Exercise details -
Each line of the material below should be reproduced exactly.
BEGIN Exercise inputs
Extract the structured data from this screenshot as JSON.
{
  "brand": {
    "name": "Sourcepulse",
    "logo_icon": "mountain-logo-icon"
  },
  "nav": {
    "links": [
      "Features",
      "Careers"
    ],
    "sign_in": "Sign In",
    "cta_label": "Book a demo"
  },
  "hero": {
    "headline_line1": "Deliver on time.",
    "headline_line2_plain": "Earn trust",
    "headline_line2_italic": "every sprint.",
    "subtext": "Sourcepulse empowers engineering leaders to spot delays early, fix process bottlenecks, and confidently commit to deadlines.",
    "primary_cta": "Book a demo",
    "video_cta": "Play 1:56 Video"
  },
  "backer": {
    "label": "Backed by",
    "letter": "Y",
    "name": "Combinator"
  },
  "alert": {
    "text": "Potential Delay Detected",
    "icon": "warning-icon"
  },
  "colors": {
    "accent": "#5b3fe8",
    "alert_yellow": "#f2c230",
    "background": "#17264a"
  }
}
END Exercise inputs
Response area -
Extract the structured data from this screenshot as JSON.
{
  "brand": {
    "name": "Sourcepulse",
    "logo_icon": "mountain-logo-icon"
  },
  "nav": {
    "links": [
      "Features",
      "Careers"
    ],
    "sign_in": "Sign In",
    "cta_label": "Book a demo"
  },
  "hero": {
    "headline_line1": "Deliver on time.",
    "headline_line2_plain": "Earn trust",
    "headline_line2_italic": "every sprint.",
    "subtext": "Sourcepulse empowers engineering leaders to spot delays early, fix process bottlenecks, and confidently commit to deadlines.",
    "primary_cta": "Book a demo",
    "video_cta": "Play 1:56 Video"
  },
  "backer": {
    "label": "Backed by",
    "letter": "Y",
    "name": "Combinator"
  },
  "alert": {
    "text": "Potential Delay Detected",
    "icon": "warning-icon"
  },
  "colors": {
    "accent": "#5b3fe8",
    "alert_yellow": "#f2c230",
    "background": "#17264a"
  }
}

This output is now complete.